> _What to work on_:
Print every line below exactly as written, but leave the pictures behind.

> _Information shown_:
********
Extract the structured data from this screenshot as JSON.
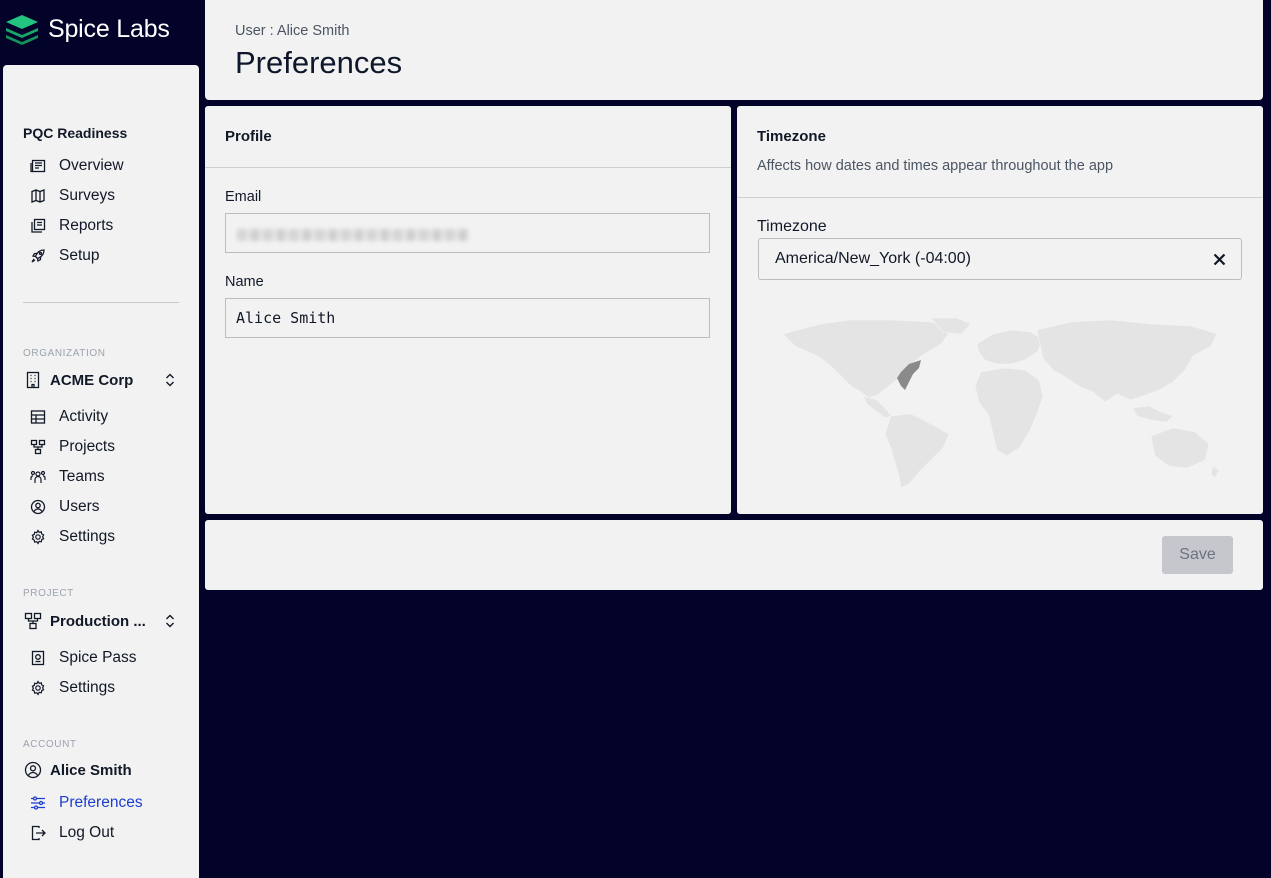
{
  "brand": {
    "name": "Spice Labs",
    "accent": "#1fbf7a"
  },
  "sidebar": {
    "pqc": {
      "title": "PQC Readiness",
      "items": [
        {
          "label": "Overview",
          "icon": "newspaper-icon"
        },
        {
          "label": "Surveys",
          "icon": "map-icon"
        },
        {
          "label": "Reports",
          "icon": "documents-icon"
        },
        {
          "label": "Setup",
          "icon": "rocket-icon"
        }
      ]
    },
    "organization": {
      "caption": "ORGANIZATION",
      "switcher_label": "ACME Corp",
      "items": [
        {
          "label": "Activity",
          "icon": "table-icon"
        },
        {
          "label": "Projects",
          "icon": "hierarchy-icon"
        },
        {
          "label": "Teams",
          "icon": "team-icon"
        },
        {
          "label": "Users",
          "icon": "user-circle-icon"
        },
        {
          "label": "Settings",
          "icon": "gear-icon"
        }
      ]
    },
    "project": {
      "caption": "PROJECT",
      "switcher_label": "Production ...",
      "items": [
        {
          "label": "Spice Pass",
          "icon": "passport-icon"
        },
        {
          "label": "Settings",
          "icon": "gear-icon"
        }
      ]
    },
    "account": {
      "caption": "ACCOUNT",
      "user_name": "Alice Smith",
      "items": [
        {
          "label": "Preferences",
          "icon": "sliders-icon",
          "active": true
        },
        {
          "label": "Log Out",
          "icon": "logout-icon"
        }
      ]
    }
  },
  "header": {
    "breadcrumb": "User : Alice Smith",
    "title": "Preferences"
  },
  "profile": {
    "title": "Profile",
    "email_label": "Email",
    "email_value": "",
    "name_label": "Name",
    "name_value": "Alice Smith"
  },
  "timezone": {
    "title": "Timezone",
    "subtitle": "Affects how dates and times appear throughout the app",
    "field_label": "Timezone",
    "value": "America/New_York (-04:00)"
  },
  "footer": {
    "save_label": "Save"
  },
  "colors": {
    "background": "#03032a",
    "panel": "#f2f2f2",
    "active_nav": "#1d3ecf",
    "disabled_button": "#c5c7cc"
  }
}
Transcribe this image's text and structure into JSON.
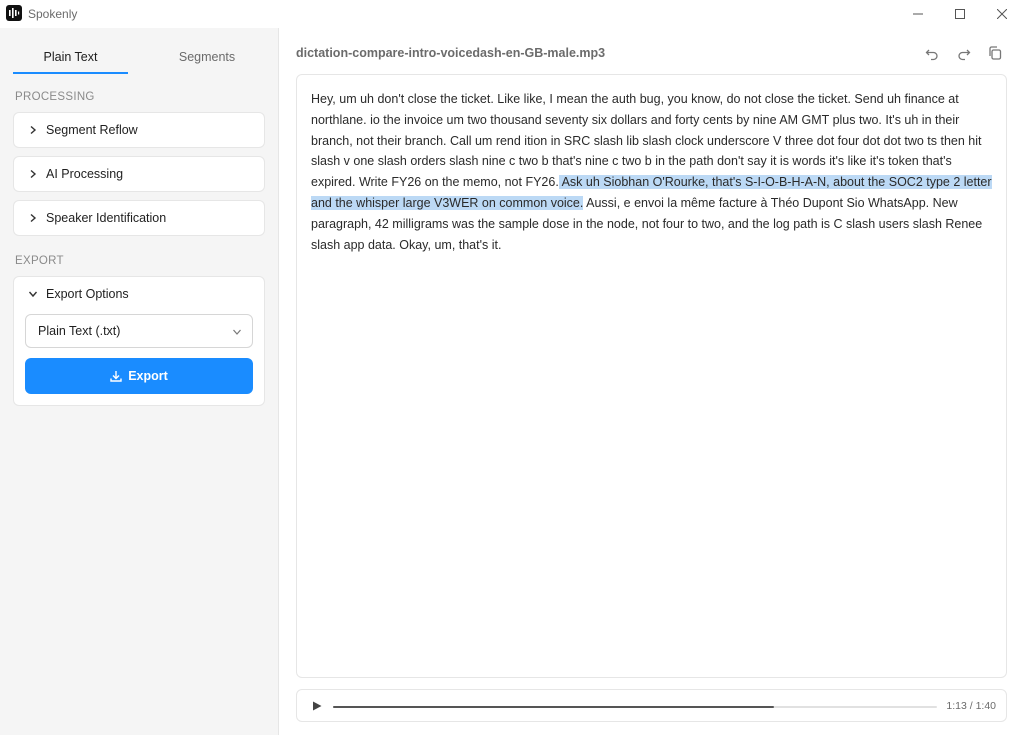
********
> _Exercise output_:
Extract the structured data from this screenshot as JSON.
{
  "brand": {
    "name": "Spice Labs",
    "accent": "#1fbf7a"
  },
  "sidebar": {
    "pqc": {
      "title": "PQC Readiness",
      "items": [
        {
          "label": "Overview",
          "icon": "newspaper-icon"
        },
        {
          "label": "Surveys",
          "icon": "map-icon"
        },
        {
          "label": "Reports",
          "icon": "documents-icon"
        },
        {
          "label": "Setup",
          "icon": "rocket-icon"
        }
      ]
    },
    "organization": {
      "caption": "ORGANIZATION",
      "switcher_label": "ACME Corp",
      "items": [
        {
          "label": "Activity",
          "icon": "table-icon"
        },
        {
          "label": "Projects",
          "icon": "hierarchy-icon"
        },
        {
          "label": "Teams",
          "icon": "team-icon"
        },
        {
          "label": "Users",
          "icon": "user-circle-icon"
        },
        {
          "label": "Settings",
          "icon": "gear-icon"
        }
      ]
    },
    "project": {
      "caption": "PROJECT",
      "switcher_label": "Production ...",
      "items": [
        {
          "label": "Spice Pass",
          "icon": "passport-icon"
        },
        {
          "label": "Settings",
          "icon": "gear-icon"
        }
      ]
    },
    "account": {
      "caption": "ACCOUNT",
      "user_name": "Alice Smith",
      "items": [
        {
          "label": "Preferences",
          "icon": "sliders-icon",
          "active": true
        },
        {
          "label": "Log Out",
          "icon": "logout-icon"
        }
      ]
    }
  },
  "header": {
    "breadcrumb": "User : Alice Smith",
    "title": "Preferences"
  },
  "profile": {
    "title": "Profile",
    "email_label": "Email",
    "email_value": "",
    "name_label": "Name",
    "name_value": "Alice Smith"
  },
  "timezone": {
    "title": "Timezone",
    "subtitle": "Affects how dates and times appear throughout the app",
    "field_label": "Timezone",
    "value": "America/New_York (-04:00)"
  },
  "footer": {
    "save_label": "Save"
  },
  "colors": {
    "background": "#03032a",
    "panel": "#f2f2f2",
    "active_nav": "#1d3ecf",
    "disabled_button": "#c5c7cc"
  }
}
Transcribe this image's text and structure into JSON.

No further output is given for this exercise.